Stephanie Grisham, a representative for the East Wing, criticized the segment in an email to USA Today.
"I’ve always found it sad that a group of women spend so much time attacking another woman, whose only goal is to help children," Grisham wrote. ”Yesterday’s show went beyond the petty, mean-girl spirit that we’ve grown accustomed to."
"The View" declined to comment.
The response comes after “The View” did a segment on Monday about an ongoing theory that the first lady occasionally uses an “impostor” to stand in for her doing events.
"You mean there are two women who have to pretend they're listening to [President TrumpDonald TrumpHillicon Valley — Presented by Xerox — Twitter's algorithm boosts right-leaning content, internal study finds Ohio Democrat calls Vance an 'ass----' over Baldwin tweet Matt Taibbi says Trump's rhetoric caused public perception of US intelligence services to shift MORE]?" Behar quipped.
.@flotus & @potus traveled to Alabama to pay their respects & comfort victims of the tornado devastation. In typical fashion, @theview chooses to laugh in the face of tragedy. Shameful. https://t.co/KzG2c4Th4a— Stephanie Grisham (@StephGrisham45) March 11, 2019

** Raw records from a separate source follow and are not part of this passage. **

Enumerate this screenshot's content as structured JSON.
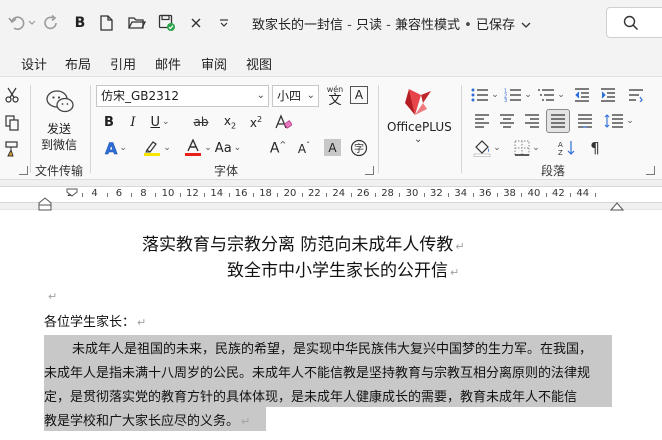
{
  "titlebar": {
    "document_name": "致家长的一封信",
    "mode": "只读",
    "compat": "兼容性模式",
    "saved": "已保存",
    "separator": "-",
    "dot": "•"
  },
  "tabs": [
    "设计",
    "布局",
    "引用",
    "邮件",
    "审阅",
    "视图"
  ],
  "ribbon": {
    "wechat_send_label": "发送",
    "wechat_send_label2": "到微信",
    "group_file_transfer": "文件传输",
    "font_name": "仿宋_GB2312",
    "font_size": "小四",
    "wen_label": "wén",
    "wen_char": "文",
    "group_font": "字体",
    "officeplus_label": "OfficePLUS",
    "group_paragraph": "段落"
  },
  "ruler": {
    "numbers": [
      "2",
      "4",
      "6",
      "8",
      "10",
      "12",
      "14",
      "16",
      "18",
      "20",
      "22",
      "24",
      "26",
      "28",
      "30",
      "32",
      "34",
      "36",
      "38",
      "40",
      "42",
      "44"
    ]
  },
  "document": {
    "title_line1": "落实教育与宗教分离 防范向未成年人传教",
    "title_line2": "致全市中小学生家长的公开信",
    "salutation": "各位学生家长：",
    "paragraph_lines": [
      "未成年人是祖国的未来，民族的希望，是实现中华民族伟大复兴中国梦的生力军。在我国，",
      "未成年人是指未满十八周岁的公民。未成年人不能信教是坚持教育与宗教互相分离原则的法律规",
      "定，是贯彻落实党的教育方针的具体体现，是未成年人健康成长的需要，教育未成年人不能信",
      "教是学校和广大家长应尽的义务。"
    ],
    "paragraph_mark": "↵",
    "empty_mark": "↵"
  },
  "colors": {
    "highlight": "#c8c8c8",
    "font_color_red": "#e8211b",
    "highlighter_yellow": "#f5e600",
    "text_effect_blue": "#2e6fd8",
    "officeplus_red": "#d8282e"
  }
}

"When there's a rumor like this, and memes all over the place, I think it catches on because there's an element of truth to the idea that she doesn't want to spend time with him," Behar added.
The co-hosts at the table agreed that the theory is false, but conservative commentator Ana Navarro added that "political reality is so absurd, you would almost believe anything. I think this is crazy and it's absurd, but it's also funny."
The theory spread online after the Trumps visited Beauregard, Ala., on Friday after a massive tornado tore through the state and killed 23 people.
The hashtag “FakeMelania” began circulating on Twitter, showing the first lady wearing large sunglasses at the site.
I’m the First Lady, yes I’m the Real Lady— trevor beattie (@trevorbmbagency) March 9, 2019
All you other First Ladies are just imitating.
So won’t the real First Lady please stand up
Please stand up, please stand up? #FakeMelania pic.twitter.com/Qsqn8BR8gA
I see unconvincing Melania stunt-double is back. pic.twitter.com/kbIcqv9OuE— Huw (@ed_son) March 8, 2019
Trump himself on Tuesday morning accused the media, without evidence, of fanning the flames of the conspiracy with "photoshopped pictures."
The Fake News photoshopped pictures of Melania, then propelled conspiracy theories that it’s actually not her by my side in Alabama and other places. They are only getting more deranged with time!— Donald J. Trump (@realDonaldTrump) March 13, 2019